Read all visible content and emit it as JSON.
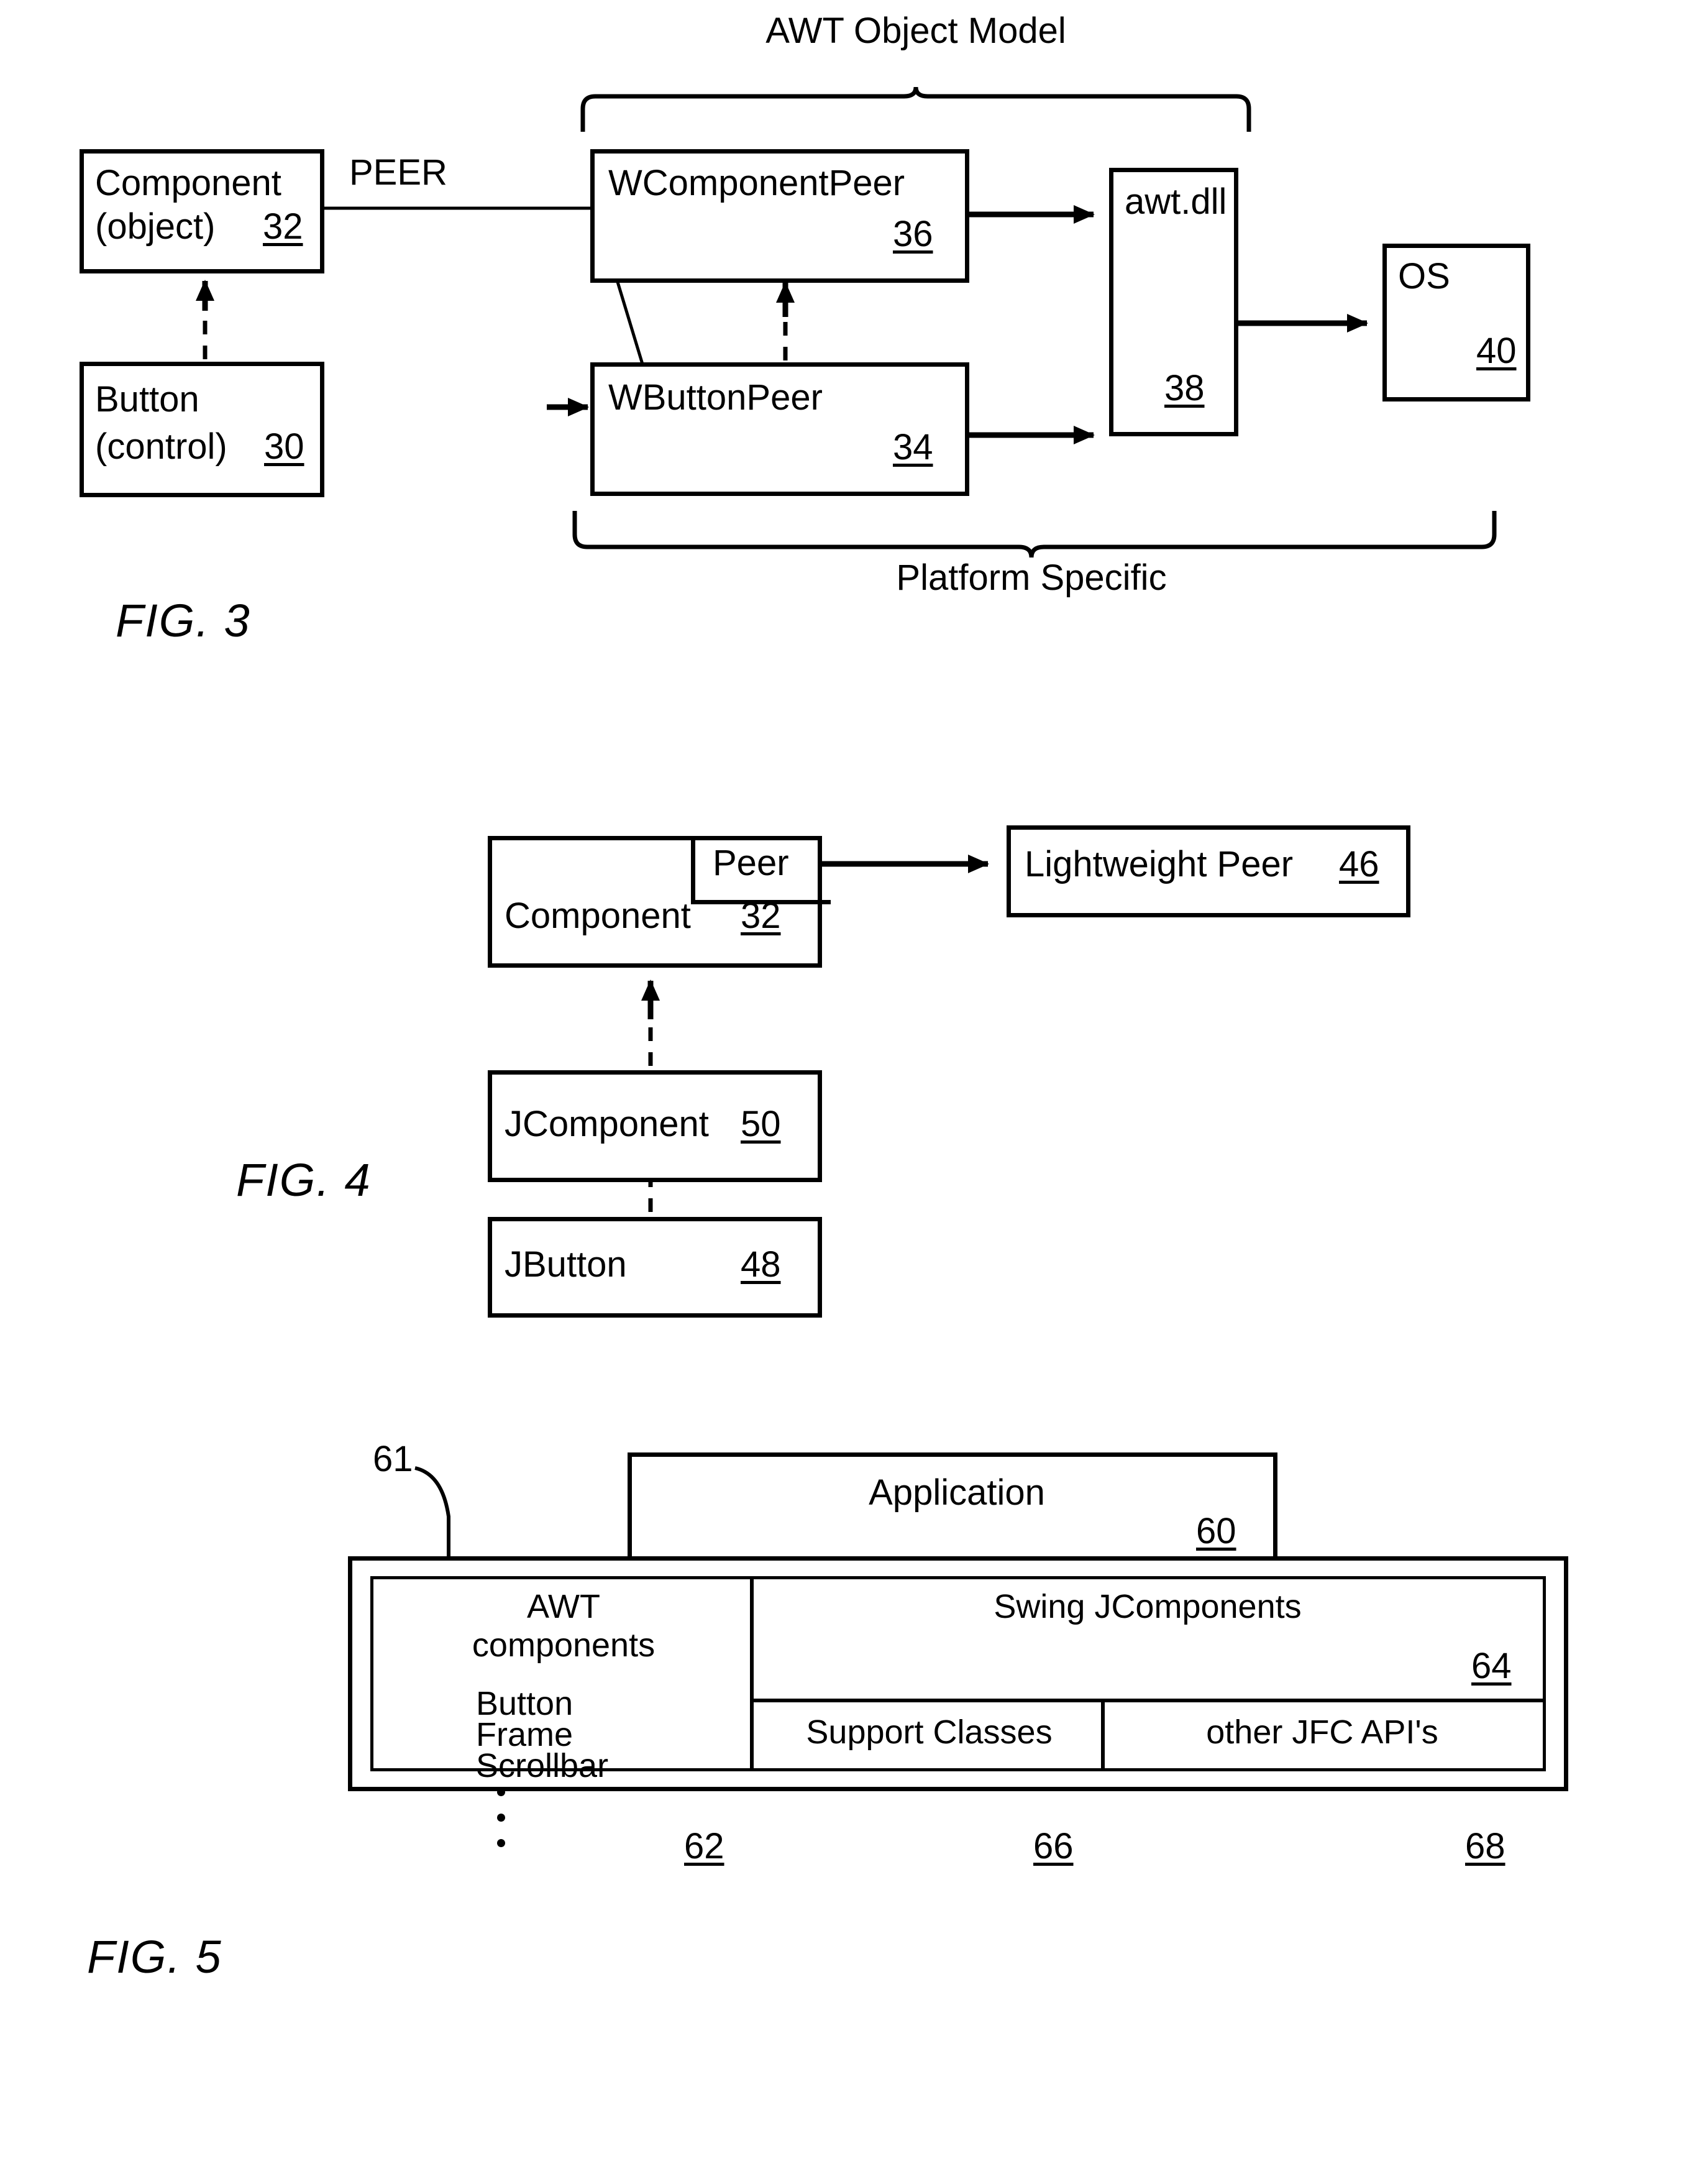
{
  "figures": [
    {
      "id": "fig3",
      "caption": "FIG. 3",
      "braces": [
        {
          "label": "AWT Object Model"
        },
        {
          "label": "Platform Specific"
        }
      ],
      "edge_labels": [
        {
          "text": "PEER"
        }
      ],
      "boxes": [
        {
          "name": "component-object",
          "line1": "Component",
          "line2": "(object)",
          "ref": "32"
        },
        {
          "name": "button-control",
          "line1": "Button",
          "line2": "(control)",
          "ref": "30"
        },
        {
          "name": "wcomponentpeer",
          "line1": "WComponentPeer",
          "line2": "",
          "ref": "36"
        },
        {
          "name": "wbuttonpeer",
          "line1": "WButtonPeer",
          "line2": "",
          "ref": "34"
        },
        {
          "name": "awtdll",
          "line1": "awt.dll",
          "line2": "",
          "ref": "38"
        },
        {
          "name": "os",
          "line1": "OS",
          "line2": "",
          "ref": "40"
        }
      ]
    },
    {
      "id": "fig4",
      "caption": "FIG. 4",
      "boxes": [
        {
          "name": "component",
          "line1": "Component",
          "ref": "32",
          "sub": "Peer"
        },
        {
          "name": "lightweightpeer",
          "line1": "Lightweight Peer",
          "ref": "46"
        },
        {
          "name": "jcomponent",
          "line1": "JComponent",
          "ref": "50"
        },
        {
          "name": "jbutton",
          "line1": "JButton",
          "ref": "48"
        }
      ]
    },
    {
      "id": "fig5",
      "caption": "FIG. 5",
      "outer_ref": "61",
      "boxes": [
        {
          "name": "application",
          "line1": "Application",
          "ref": "60"
        },
        {
          "name": "awt-components",
          "line1": "AWT",
          "line2": "components",
          "items": [
            "Button",
            "Frame",
            "Scrollbar"
          ],
          "ref": "62"
        },
        {
          "name": "swing-jcomponents",
          "line1": "Swing JComponents",
          "ref": "64"
        },
        {
          "name": "support-classes",
          "line1": "Support Classes",
          "ref": "66"
        },
        {
          "name": "other-jfc-apis",
          "line1": "other JFC API's",
          "ref": "68"
        }
      ]
    }
  ]
}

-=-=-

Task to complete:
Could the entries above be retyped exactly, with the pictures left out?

Answer space:
Read all visible content and emit it as JSON.
{
  "figures": [
    {
      "id": "fig3",
      "caption": "FIG. 3",
      "braces": [
        {
          "label": "AWT Object Model"
        },
        {
          "label": "Platform Specific"
        }
      ],
      "edge_labels": [
        {
          "text": "PEER"
        }
      ],
      "boxes": [
        {
          "name": "component-object",
          "line1": "Component",
          "line2": "(object)",
          "ref": "32"
        },
        {
          "name": "button-control",
          "line1": "Button",
          "line2": "(control)",
          "ref": "30"
        },
        {
          "name": "wcomponentpeer",
          "line1": "WComponentPeer",
          "line2": "",
          "ref": "36"
        },
        {
          "name": "wbuttonpeer",
          "line1": "WButtonPeer",
          "line2": "",
          "ref": "34"
        },
        {
          "name": "awtdll",
          "line1": "awt.dll",
          "line2": "",
          "ref": "38"
        },
        {
          "name": "os",
          "line1": "OS",
          "line2": "",
          "ref": "40"
        }
      ]
    },
    {
      "id": "fig4",
      "caption": "FIG. 4",
      "boxes": [
        {
          "name": "component",
          "line1": "Component",
          "ref": "32",
          "sub": "Peer"
        },
        {
          "name": "lightweightpeer",
          "line1": "Lightweight Peer",
          "ref": "46"
        },
        {
          "name": "jcomponent",
          "line1": "JComponent",
          "ref": "50"
        },
        {
          "name": "jbutton",
          "line1": "JButton",
          "ref": "48"
        }
      ]
    },
    {
      "id": "fig5",
      "caption": "FIG. 5",
      "outer_ref": "61",
      "boxes": [
        {
          "name": "application",
          "line1": "Application",
          "ref": "60"
        },
        {
          "name": "awt-components",
          "line1": "AWT",
          "line2": "components",
          "items": [
            "Button",
            "Frame",
            "Scrollbar"
          ],
          "ref": "62"
        },
        {
          "name": "swing-jcomponents",
          "line1": "Swing JComponents",
          "ref": "64"
        },
        {
          "name": "support-classes",
          "line1": "Support Classes",
          "ref": "66"
        },
        {
          "name": "other-jfc-apis",
          "line1": "other JFC API's",
          "ref": "68"
        }
      ]
    }
  ]
}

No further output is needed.